The ins and outs of manufacturing and what determines a final production cost.
Have you ever stopped to consider the ins and outs of manufacturing and what determines a final production cost? You’ve probably heard of all the major steps that lead up to a final product – research and development, formulation, testing, scheduling for production, organizing components, and finally production and filling. But most people don’t understand the major influential factors that determine the final unit cost in manufacturing. Manufacturing is rarely broken down and simplified so we are often left to our own assumptions when trying to understand how it all works.
It may seem oversimplified, but lets take it step by step. The four major factors that determine final unit cost are:
- Quality – What are we making?
- Volume – How much of it are we making?
- Components – What are we putting it in?
- Embellishments – How are we packing it?
It all starts with quality.
It all starts with quality. What are we working with? Are we working with very costly ingredients that make up a costly end product? Or are we working with less expensive ingredients? Take an example specific to the skincare and personal care industry. If we are manufacturing a conventional moisturizer that utilizes clean and standard ingredients, that would fall into the low to mid-tier cost category. Now take that formula and replace the ingredients in it with all-natural or all USDA Organic ingredients. The cost and quality of the product overall have now gone up significantly. The natural or organic version is higher in quality than the conventional moisturizer and thus more expensive to manufacture.
But it isn’t always the case that higher cost means higher quality. This is often true, but not always. Say for example we are creating a facial oil blend. We can blend oils that are commonly found in nature such as sweet almond oil, lavender oil, and rosemary oil or we can blend oils that are more costly to source due to high demand and short supply such as cannabis sativa seed oil and jasmine oil. The two oil blends are not different in quality, its just that one uses essential oils that are more easily sourced and therefore, less costly, while the other uses oils that are harder to source and therefore more costly.
Whether you are looking for high quality rare ingredients or commonly found ingredients, at the end of the day, the overall cost of your product boils down to the make-up of that product.
Volume– how much of the product are we making.

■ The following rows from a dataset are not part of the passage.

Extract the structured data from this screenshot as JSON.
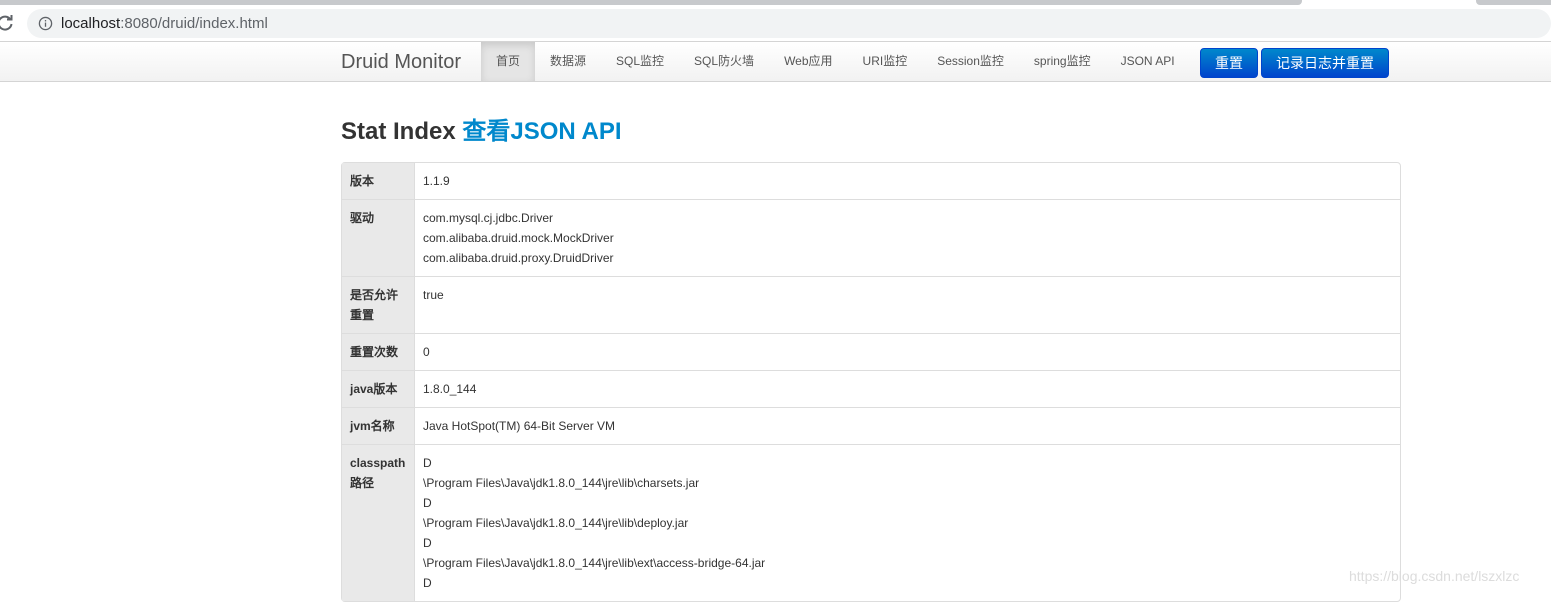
{
  "browser": {
    "url_host": "localhost",
    "url_rest": ":8080/druid/index.html"
  },
  "navbar": {
    "brand": "Druid Monitor",
    "items": [
      {
        "label": "首页",
        "active": true
      },
      {
        "label": "数据源"
      },
      {
        "label": "SQL监控"
      },
      {
        "label": "SQL防火墙"
      },
      {
        "label": "Web应用"
      },
      {
        "label": "URI监控"
      },
      {
        "label": "Session监控"
      },
      {
        "label": "spring监控"
      },
      {
        "label": "JSON API"
      }
    ],
    "reset_label": "重置",
    "log_reset_label": "记录日志并重置"
  },
  "page": {
    "title": "Stat Index",
    "json_link": "查看JSON API"
  },
  "stat_table": {
    "version_key": "版本",
    "version_val": "1.1.9",
    "driver_key": "驱动",
    "drivers": [
      "com.mysql.cj.jdbc.Driver",
      "com.alibaba.druid.mock.MockDriver",
      "com.alibaba.druid.proxy.DruidDriver"
    ],
    "allow_reset_key_1": "是否允许",
    "allow_reset_key_2": "重置",
    "allow_reset_val": "true",
    "reset_count_key": "重置次数",
    "reset_count_val": "0",
    "java_version_key": "java版本",
    "java_version_val": "1.8.0_144",
    "jvm_name_key": "jvm名称",
    "jvm_name_val": "Java HotSpot(TM) 64-Bit Server VM",
    "classpath_key_1": "classpath",
    "classpath_key_2": "路径",
    "classpath_lines": [
      "D",
      "\\Program Files\\Java\\jdk1.8.0_144\\jre\\lib\\charsets.jar",
      "D",
      "\\Program Files\\Java\\jdk1.8.0_144\\jre\\lib\\deploy.jar",
      "D",
      "\\Program Files\\Java\\jdk1.8.0_144\\jre\\lib\\ext\\access-bridge-64.jar",
      "D"
    ]
  },
  "watermark": "https://blog.csdn.net/lszxlzc",
  "colors": {
    "link": "#0088cc",
    "button": "#0044cc",
    "key_bg": "#e9e9e9"
  }
}
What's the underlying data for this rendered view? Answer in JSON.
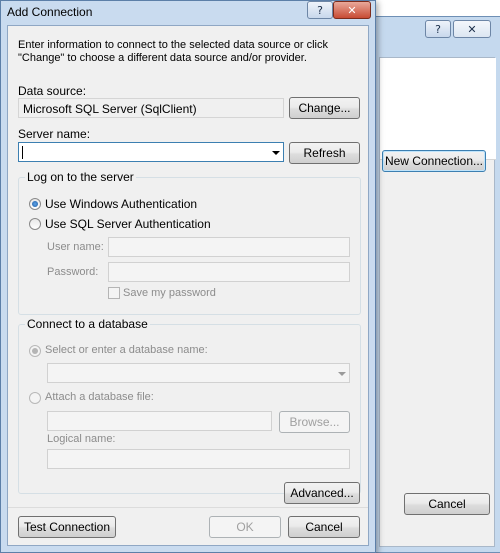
{
  "background_window": {
    "help_glyph": "?",
    "close_glyph": "✕",
    "new_connection_label": "New Connection...",
    "cancel_label": "Cancel"
  },
  "window": {
    "title": "Add Connection",
    "help_glyph": "?",
    "close_glyph": "✕"
  },
  "intro_text": "Enter information to connect to the selected data source or click \"Change\" to choose a different data source and/or provider.",
  "data_source": {
    "label": "Data source:",
    "value": "Microsoft SQL Server (SqlClient)",
    "change_label": "Change..."
  },
  "server": {
    "label": "Server name:",
    "value": "",
    "refresh_label": "Refresh"
  },
  "logon": {
    "group_title": "Log on to the server",
    "windows_auth_label": "Use Windows Authentication",
    "windows_auth_selected": true,
    "sql_auth_label": "Use SQL Server Authentication",
    "sql_auth_selected": false,
    "username_label": "User name:",
    "username_value": "",
    "password_label": "Password:",
    "password_value": "",
    "save_password_label": "Save my password",
    "save_password_checked": false
  },
  "database": {
    "group_title": "Connect to a database",
    "select_label": "Select or enter a database name:",
    "select_selected": true,
    "select_value": "",
    "attach_label": "Attach a database file:",
    "attach_selected": false,
    "attach_value": "",
    "browse_label": "Browse...",
    "logical_name_label": "Logical name:",
    "logical_name_value": ""
  },
  "buttons": {
    "advanced_label": "Advanced...",
    "test_connection_label": "Test Connection",
    "ok_label": "OK",
    "cancel_label": "Cancel"
  },
  "colors": {
    "frame": "#c9dbef",
    "client": "#f0f0f0",
    "focus_border": "#3c7fb1",
    "disabled_text": "#8c8c8c"
  }
}
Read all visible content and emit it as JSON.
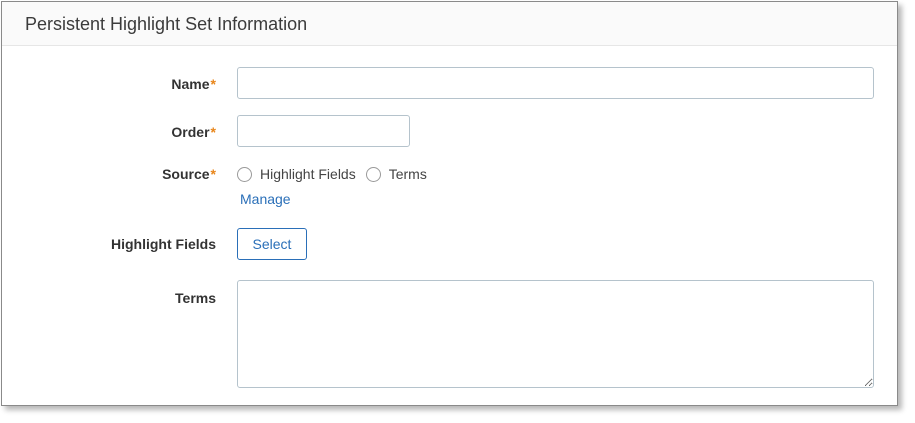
{
  "header": {
    "title": "Persistent Highlight Set Information"
  },
  "form": {
    "name": {
      "label": "Name",
      "required_mark": "*",
      "value": ""
    },
    "order": {
      "label": "Order",
      "required_mark": "*",
      "value": ""
    },
    "source": {
      "label": "Source",
      "required_mark": "*",
      "options": [
        "Highlight Fields",
        "Terms"
      ],
      "manage_link": "Manage"
    },
    "highlight_fields": {
      "label": "Highlight Fields",
      "button_label": "Select"
    },
    "terms": {
      "label": "Terms",
      "value": ""
    }
  },
  "colors": {
    "required": "#e8861b",
    "link": "#2a6fb8",
    "border": "#b5c3cc"
  }
}
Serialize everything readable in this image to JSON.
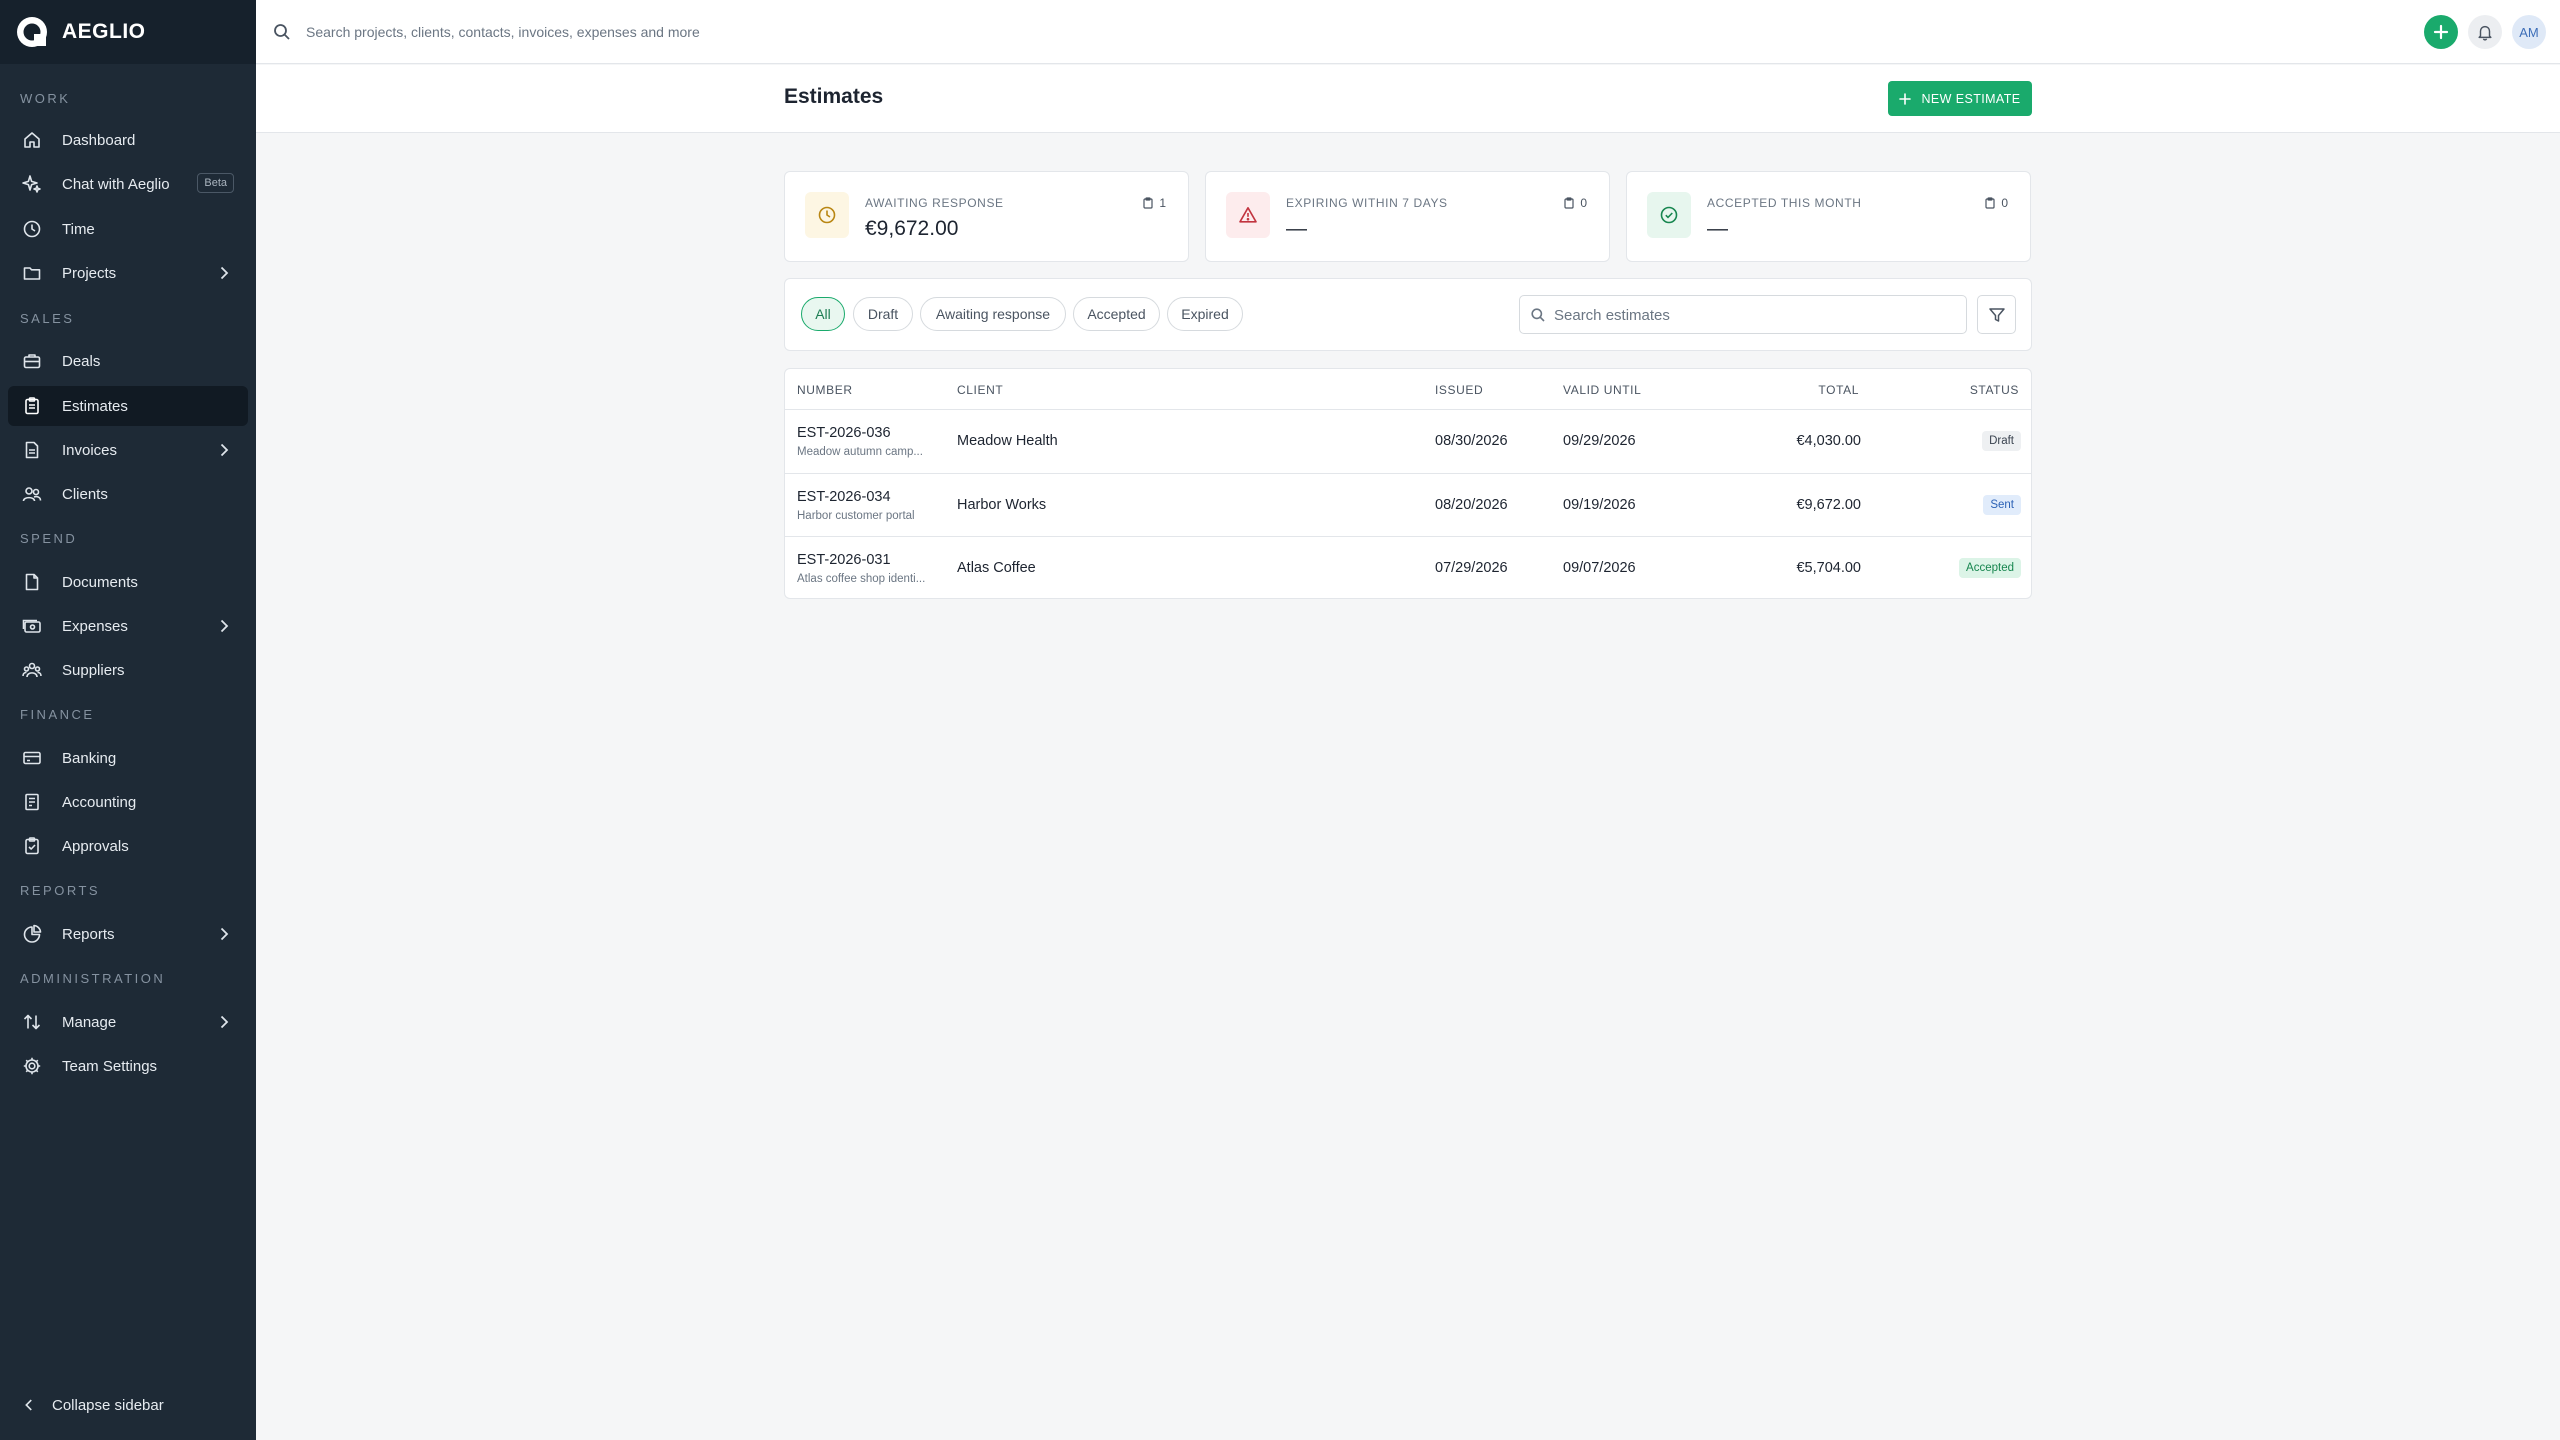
{
  "app": {
    "name": "AEGLIO"
  },
  "sidebar": {
    "sections": {
      "work": "WORK",
      "sales": "SALES",
      "spend": "SPEND",
      "finance": "FINANCE",
      "reports": "REPORTS",
      "administration": "ADMINISTRATION"
    },
    "items": {
      "dashboard": "Dashboard",
      "chat": "Chat with Aeglio",
      "chat_badge": "Beta",
      "time": "Time",
      "projects": "Projects",
      "deals": "Deals",
      "estimates": "Estimates",
      "invoices": "Invoices",
      "clients": "Clients",
      "documents": "Documents",
      "expenses": "Expenses",
      "suppliers": "Suppliers",
      "banking": "Banking",
      "accounting": "Accounting",
      "approvals": "Approvals",
      "reports": "Reports",
      "manage": "Manage",
      "team_settings": "Team Settings"
    },
    "active": "estimates",
    "collapse_label": "Collapse sidebar"
  },
  "topbar": {
    "search_placeholder": "Search projects, clients, contacts, invoices, expenses and more",
    "avatar_initials": "AM"
  },
  "page": {
    "title": "Estimates",
    "new_button_label": "NEW ESTIMATE"
  },
  "stats": [
    {
      "label": "AWAITING RESPONSE",
      "value": "€9,672.00",
      "count": "1",
      "icon": "clock-icon"
    },
    {
      "label": "EXPIRING WITHIN 7 DAYS",
      "value": "—",
      "count": "0",
      "icon": "warning-icon"
    },
    {
      "label": "ACCEPTED THIS MONTH",
      "value": "—",
      "count": "0",
      "icon": "check-circle-icon"
    }
  ],
  "filters": {
    "chips": [
      "All",
      "Draft",
      "Awaiting response",
      "Accepted",
      "Expired"
    ],
    "active": "All",
    "search_placeholder": "Search estimates"
  },
  "table": {
    "columns": [
      "NUMBER",
      "CLIENT",
      "ISSUED",
      "VALID UNTIL",
      "TOTAL",
      "STATUS"
    ],
    "rows": [
      {
        "number": "EST-2026-036",
        "description": "Meadow autumn camp...",
        "client": "Meadow Health",
        "issued": "08/30/2026",
        "valid_until": "09/29/2026",
        "total": "€4,030.00",
        "status": "Draft"
      },
      {
        "number": "EST-2026-034",
        "description": "Harbor customer portal",
        "client": "Harbor Works",
        "issued": "08/20/2026",
        "valid_until": "09/19/2026",
        "total": "€9,672.00",
        "status": "Sent"
      },
      {
        "number": "EST-2026-031",
        "description": "Atlas coffee shop identi...",
        "client": "Atlas Coffee",
        "issued": "07/29/2026",
        "valid_until": "09/07/2026",
        "total": "€5,704.00",
        "status": "Accepted"
      }
    ]
  },
  "colors": {
    "brand_green": "#1aaa6c",
    "sidebar_bg": "#1e2a36",
    "status_draft": "#eef0f2",
    "status_sent": "#e1ecfb",
    "status_accepted": "#dcf4e7"
  }
}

Volume– how much of the product are we making. This is arguable the most important factor in determining your final unit cost in production. Manufacturers work well with high volumes. Why? Because they use automatic filling machines that require higher volumes to operate. An automatic machine can eat 100 tubes before the alignment is perfect and its starts running optimally! They also purchase raw material in bulk and the higher order volume gets the better cost, which then trickles down to the final production cost. This is the same with packaging. When we custom source packaging for our clients, the larger the order quantity, the better the cost per unit, and that price break will be reflected in our client’s unit cost.
Its like the difference between shopping at restaurant depot versus your local grocery store – restaurant depot requires you to purchase more at once, but you end up paying less per unit than if you were to buy the same item at your local grocery store.
Sometimes clients are ok to pay a little more per unit in order to keep their quantity down. Large runs, especially for a first order, are scary for most people that are looking to private label or custom formulate a skincare or beauty brand for the very first time. Delving deep into inventory before you have a read on how the brand or product will perform can be nerve-wracking and feel like a risk. Here’s the trick: Always ask if there is an option to run production at a lower quantity with the understanding that cost may go up a little.
Another thing to keep in mind is that manufacturers have minimums they need to abide by too! Raw material suppliers and packaging suppliers have their own minimums in place that they require manufactures to follow. So if a manufacture tells you they cannot produce at a lower a quantity, this is likely the reason why.
Components – What are we packing it in?
Components – What are we packing it in? Is it a standard material like a plastic jar bottle or tube? Or is it a more elevated component with more costly material? The packaging says a lot about your beauty brand and product. It tells the story about who you are as a brand and about the product it holds. You want the packaging to be relevant to your target audience and you want it to represent your product well. In addition, you want to be sure that the material of your components is compatible with the materials in your product. They need to sit well together on a shelf. Glass and plastic are your basic options that will keep the cost down. But when you start looking for more customized shapes, colors, frosting, special molding, or specific materials, that’s when the cost will go up.
Embellishments – These are the final touches on the end product.
Embellishments – These are the final touches on the end product. Are the products going into a box that requires assembly? Do you have inserts you want included in the box? Are you looking for each unit to be labeled a certain way or shrink wrapped? Sometimes, these final touches will be handled by a third party fulfillment center, but many manufactures will offer these services as well. The embellishments, shipping, and handling charges will add up to complete the final unit cost. Keep these details in mind when you receive a production quote.